-- Material provided --
──────────

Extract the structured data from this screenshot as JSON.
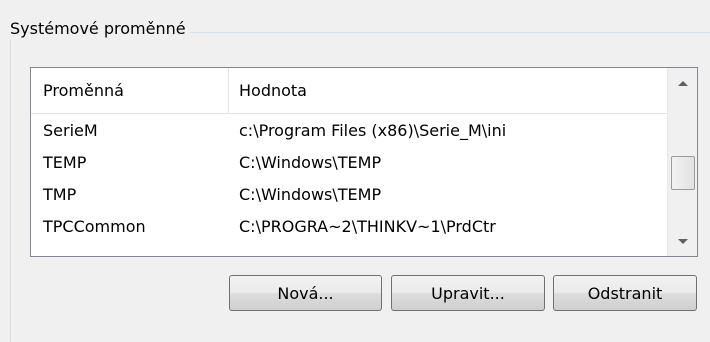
{
  "group": {
    "title": "Systémové proměnné"
  },
  "table": {
    "columns": [
      "Proměnná",
      "Hodnota"
    ],
    "rows": [
      {
        "name": "SerieM",
        "value": "c:\\Program Files (x86)\\Serie_M\\ini"
      },
      {
        "name": "TEMP",
        "value": "C:\\Windows\\TEMP"
      },
      {
        "name": "TMP",
        "value": "C:\\Windows\\TEMP"
      },
      {
        "name": "TPCCommon",
        "value": "C:\\PROGRA~2\\THINKV~1\\PrdCtr"
      }
    ]
  },
  "buttons": {
    "new": "Nová...",
    "edit": "Upravit...",
    "delete": "Odstranit"
  },
  "icons": {
    "scroll_up": "triangle-up-icon",
    "scroll_down": "triangle-down-icon"
  }
}
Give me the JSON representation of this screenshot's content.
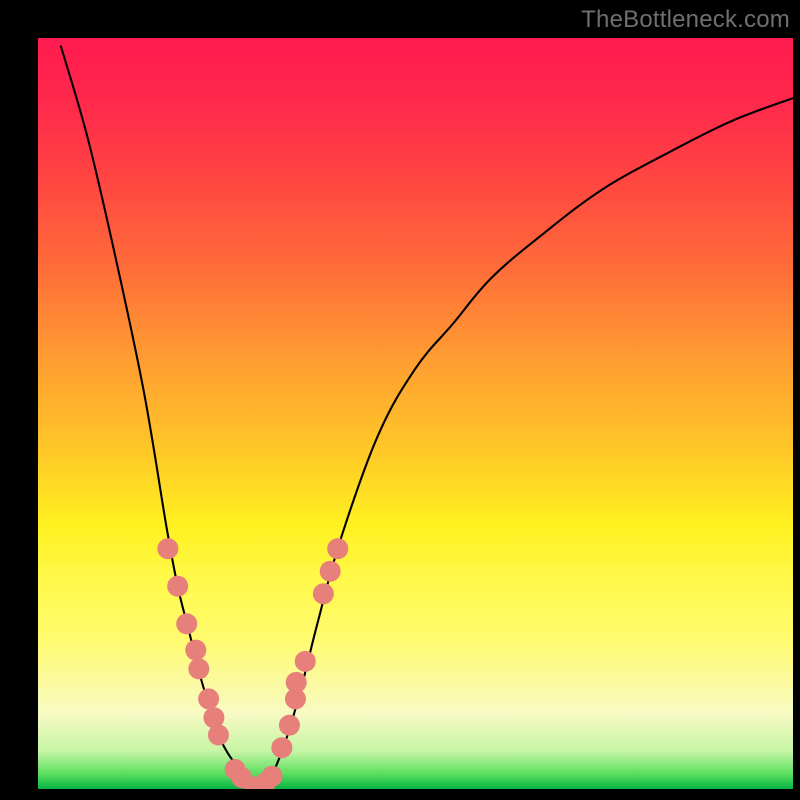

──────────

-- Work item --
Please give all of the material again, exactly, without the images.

-- Answer to this task --
Extract the structured data from this screenshot as JSON.
{
  "group": {
    "title": "Systémové proměnné"
  },
  "table": {
    "columns": [
      "Proměnná",
      "Hodnota"
    ],
    "rows": [
      {
        "name": "SerieM",
        "value": "c:\\Program Files (x86)\\Serie_M\\ini"
      },
      {
        "name": "TEMP",
        "value": "C:\\Windows\\TEMP"
      },
      {
        "name": "TMP",
        "value": "C:\\Windows\\TEMP"
      },
      {
        "name": "TPCCommon",
        "value": "C:\\PROGRA~2\\THINKV~1\\PrdCtr"
      }
    ]
  },
  "buttons": {
    "new": "Nová...",
    "edit": "Upravit...",
    "delete": "Odstranit"
  },
  "icons": {
    "scroll_up": "triangle-up-icon",
    "scroll_down": "triangle-down-icon"
  }
}
Give me the JSON representation of this screenshot's content.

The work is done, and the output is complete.